**Work item**
Go through the records below and report each line with "Path" in it.

(Data extracted from a collection)
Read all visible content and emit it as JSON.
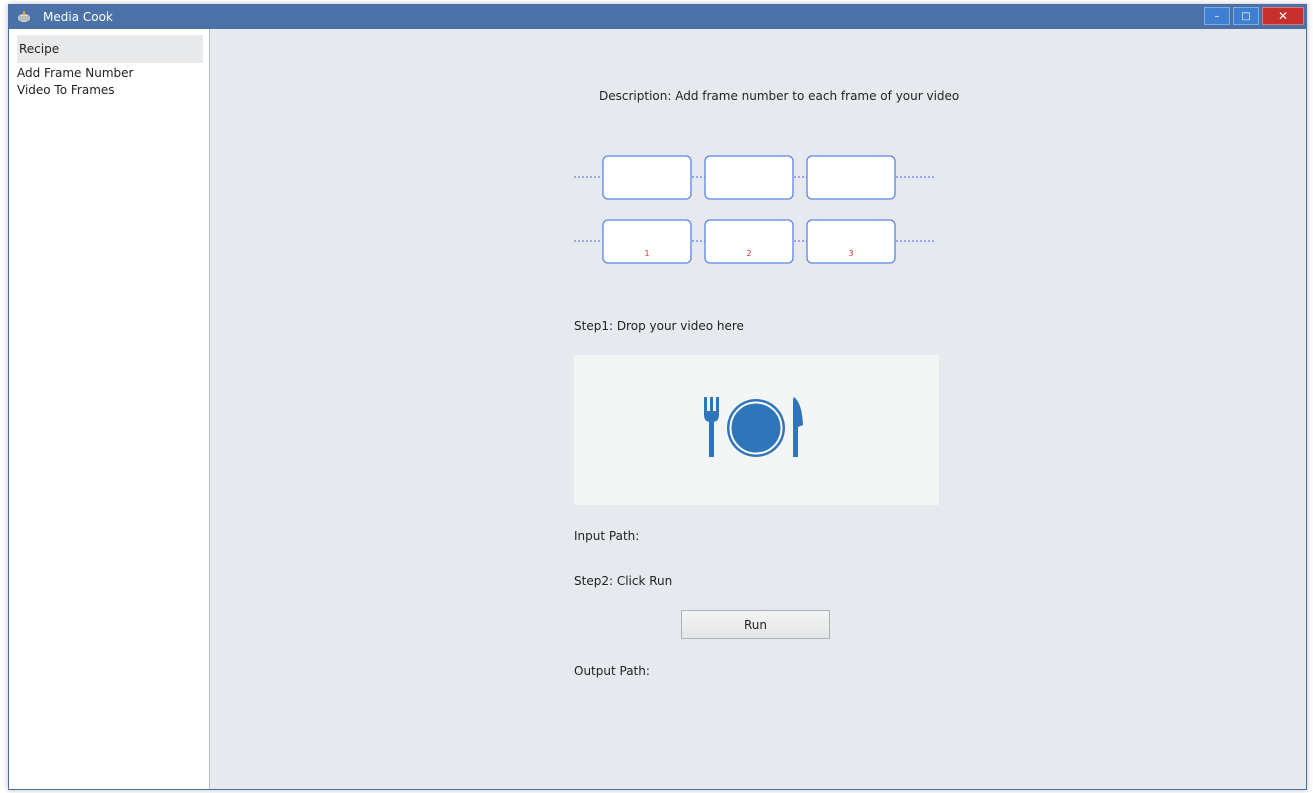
{
  "window": {
    "title": "Media Cook"
  },
  "titlebar": {
    "minimize_glyph": "–",
    "maximize_glyph": "□",
    "close_glyph": "✕"
  },
  "sidebar": {
    "header": "Recipe",
    "items": [
      {
        "label": "Add Frame Number"
      },
      {
        "label": "Video To Frames"
      }
    ]
  },
  "main": {
    "description": "Description: Add frame number to each frame of your video",
    "diagram": {
      "frame_numbers": [
        "1",
        "2",
        "3"
      ],
      "border_color": "#5b86e5",
      "number_color": "#d33"
    },
    "step1_label": "Step1: Drop your video here",
    "drop_zone_icon": "plate-fork-knife-icon",
    "input_path_label": "Input Path:",
    "step2_label": "Step2: Click Run",
    "run_button_label": "Run",
    "output_path_label": "Output Path:"
  },
  "colors": {
    "titlebar": "#4a71a8",
    "accent_icon": "#2f75ba",
    "close_button": "#c9302c"
  }
}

**Exercise response**
    "input_path_label": "Input Path:",
    "output_path_label": "Output Path:"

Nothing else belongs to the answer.